Boehringer Ingelheim Nintedanib gets USFDA Breakthrough Therapy Designation for chronic ILDs
New Delhi: Boehringer Ingelheim announced recently that the U.S. Food and Drug Administration (USFDA) granted Breakthrough Therapy Designation to nintedanib, which is currently under USFDA review for the treatment of people with chronic fibrosing interstitial lung diseases (ILDs) with a progressive phenotype. Regulatory applications have been submitted to other regulatory bodies, including the European Medicines Agency.

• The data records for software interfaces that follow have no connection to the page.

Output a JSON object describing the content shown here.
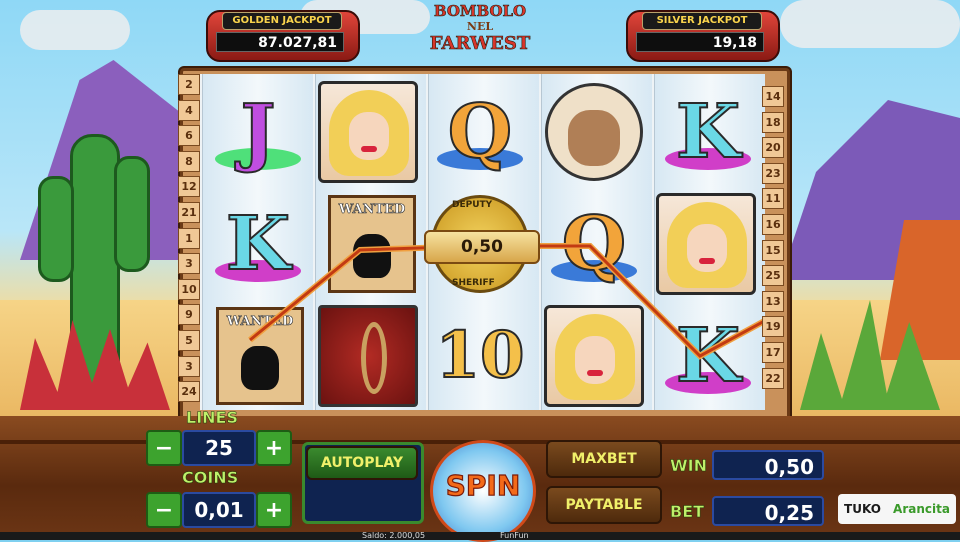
{
  "jackpots": {
    "golden": {
      "label": "GOLDEN JACKPOT",
      "value": "87.027,81"
    },
    "silver": {
      "label": "SILVER JACKPOT",
      "value": "19,18"
    }
  },
  "logo": {
    "line1": "BOMBOLO",
    "line2": "NEL",
    "line3": "FARWEST"
  },
  "paylines": {
    "left": [
      "2",
      "4",
      "6",
      "8",
      "12",
      "21",
      "1",
      "3",
      "10",
      "9",
      "5",
      "3",
      "24"
    ],
    "right": [
      "14",
      "18",
      "20",
      "23",
      "11",
      "16",
      "15",
      "25",
      "13",
      "19",
      "17",
      "22"
    ]
  },
  "reels": [
    [
      "J",
      "K",
      "WANTED"
    ],
    [
      "LADY",
      "WANTED",
      "NOOSE"
    ],
    [
      "Q",
      "SHERIFF",
      "10"
    ],
    [
      "CHIEF",
      "Q",
      "LADY"
    ],
    [
      "K",
      "LADY",
      "K"
    ]
  ],
  "symbol_texts": {
    "wanted": "WANTED",
    "sheriff_top": "DEPUTY",
    "sheriff_bottom": "SHERIFF"
  },
  "win_line_value": "0,50",
  "controls": {
    "lines_label": "LINES",
    "lines_value": "25",
    "coins_label": "COINS",
    "coins_value": "0,01",
    "minus": "−",
    "plus": "+",
    "autoplay": "AUTOPLAY",
    "spin": "SPIN",
    "maxbet": "MAXBET",
    "paytable": "PAYTABLE",
    "win_label": "WIN",
    "win_value": "0,50",
    "bet_label": "BET",
    "bet_value": "0,25"
  },
  "brand": {
    "left": "TUKO",
    "right": "Arancita"
  },
  "status": {
    "saldo": "Saldo: 2.000,05",
    "other": "FunFun"
  },
  "colors": {
    "payline": "#c23a12",
    "accent_green": "#3da32e",
    "navy": "#0f2350"
  }
}
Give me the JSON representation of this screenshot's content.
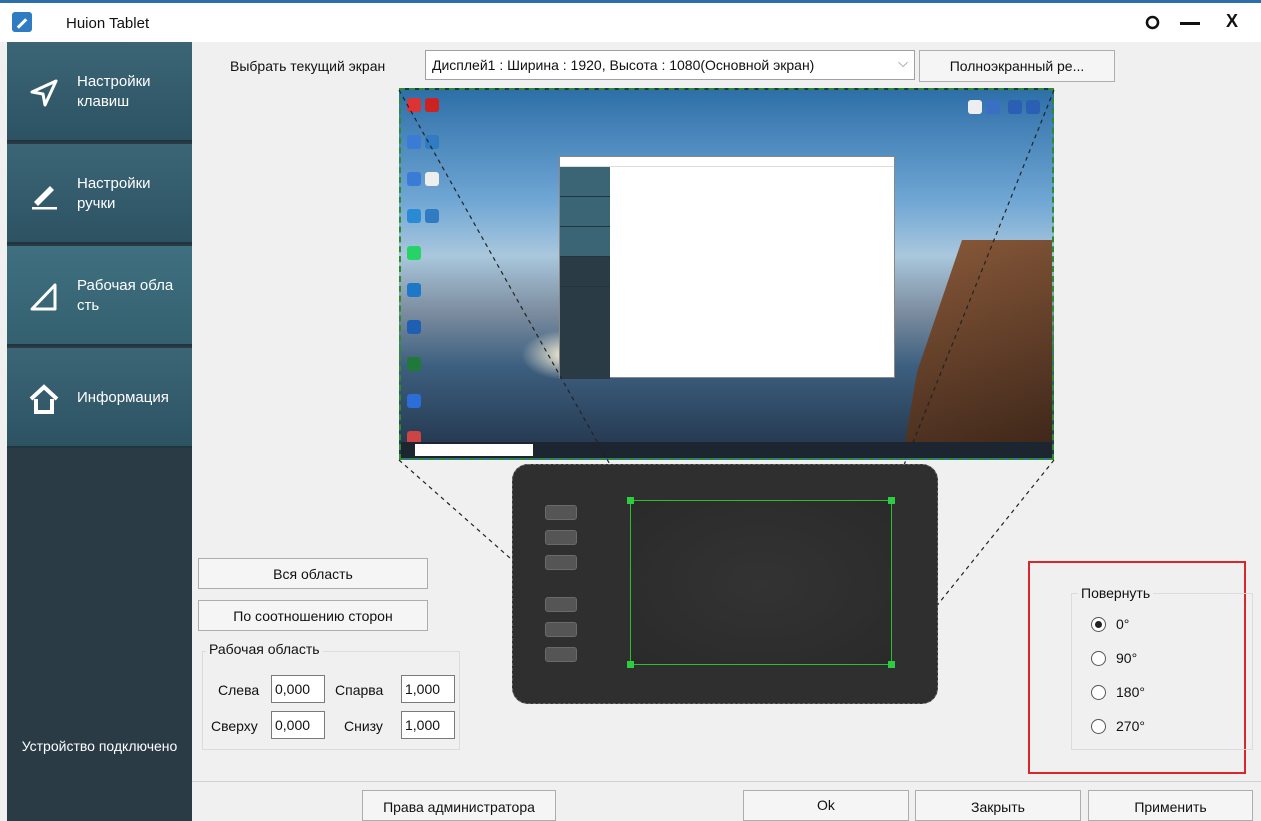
{
  "window": {
    "title": "Huion Tablet"
  },
  "sidebar": {
    "items": [
      {
        "label": "Настройки клавиш"
      },
      {
        "label": "Настройки ручки"
      },
      {
        "label": "Рабочая обла сть"
      },
      {
        "label": "Информация"
      }
    ],
    "status": "Устройство подключено"
  },
  "screen": {
    "label": "Выбрать текущий экран",
    "selected": "Дисплей1 : Ширина : 1920, Высота : 1080(Основной экран)",
    "fullscreen_label": "Полноэкранный ре..."
  },
  "area_buttons": {
    "full": "Вся область",
    "ratio": "По соотношению сторон"
  },
  "work_area": {
    "title": "Рабочая область",
    "left_label": "Слева",
    "left_value": "0,000",
    "right_label": "Спарва",
    "right_value": "1,000",
    "top_label": "Сверху",
    "top_value": "0,000",
    "bottom_label": "Снизу",
    "bottom_value": "1,000"
  },
  "rotate": {
    "title": "Повернуть",
    "options": [
      "0°",
      "90°",
      "180°",
      "270°"
    ],
    "selected": "0°"
  },
  "footer": {
    "admin_label": "Права администратора",
    "ok_label": "Ok",
    "close_label": "Закрыть",
    "apply_label": "Применить"
  },
  "colors": {
    "sidebar": "#2a3b46",
    "nav": "#3b6575",
    "highlight": "#d9272e",
    "area": "#29c129"
  }
}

Nintedanib is already approved in more than 70 countries for the treatment of patients living with idiopathic pulmonary fibrosis (IPF) – a chronic and ultimately fatal disease characterised by a decline in lung function. In September 2019, nintedanib was approved in the U.S. as the first and only therapy to slow the rate of decline in pulmonary function in patients with systemic sclerosis-associated ILD. Submissions have been made to other major regulatory bodies across the globe. Boehringer Ingelheim is committed to improving the lives of people living with pulmonary fibrosis, in particular, those affected by rare diseases with a high level of unmet need.
Boehringer, in its recent press release, stated that the Breakthrough Therapy Designation was supported by results from the Phase III INBUILD study – the first clinical trial of these ILDs that met its primary endpoint and showed nintedanib slowed the rate of ILD progression in patients with a broad range of progressive fibrosing interstitial lung diseases other than idiopathic pulmonary fibrosis (IPF). The results were recently presented at the European Respiratory Society (ERS) International Congress in Madrid and published in the New England Journal of Medicine.
Interstitial lung diseases encompass a large group of more than 200 disorders that may lead to pulmonary fibrosis – an irreversible scarring of lung tissue that negatively impacts lung function.2 When a progressive phenotype is present, a life-threatening condition can result that causes difficulty breathing and a decrease in the amount of oxygen the lungs can supply to the body, measured through lung function decline.
Commenting on the same, Thomas Seck, M.D., senior vice president, Medicine and Regulatory Affairs, Boehringer Ingelheim Pharmaceuticals, Inc. said, "We believe nintedanib may help address an unmet medical need by providing therapy for patients across a spectrum of ILDs with a progressive phenotype.”
“We are encouraged by this Breakthrough Therapy Designation and look forward to working closely with the agency to offer this therapy to patients for which there are no FDA-approved treatment options, ” Seck added.
The Breakthrough Therapy Designation process was established by the USFDA to expedite the development and review of drugs for serious or life-threatening conditions where preliminary clinical evidence indicates that the therapy may demonstrate substantial improvement over existing therapies on one or more clinically significant endpoints. In July 2014, the FDA granted nintedanib Breakthrough Therapy Designation for the treatment of people with idiopathic pulmonary fibrosis (IPF) and approved the drug for that use in October 2014.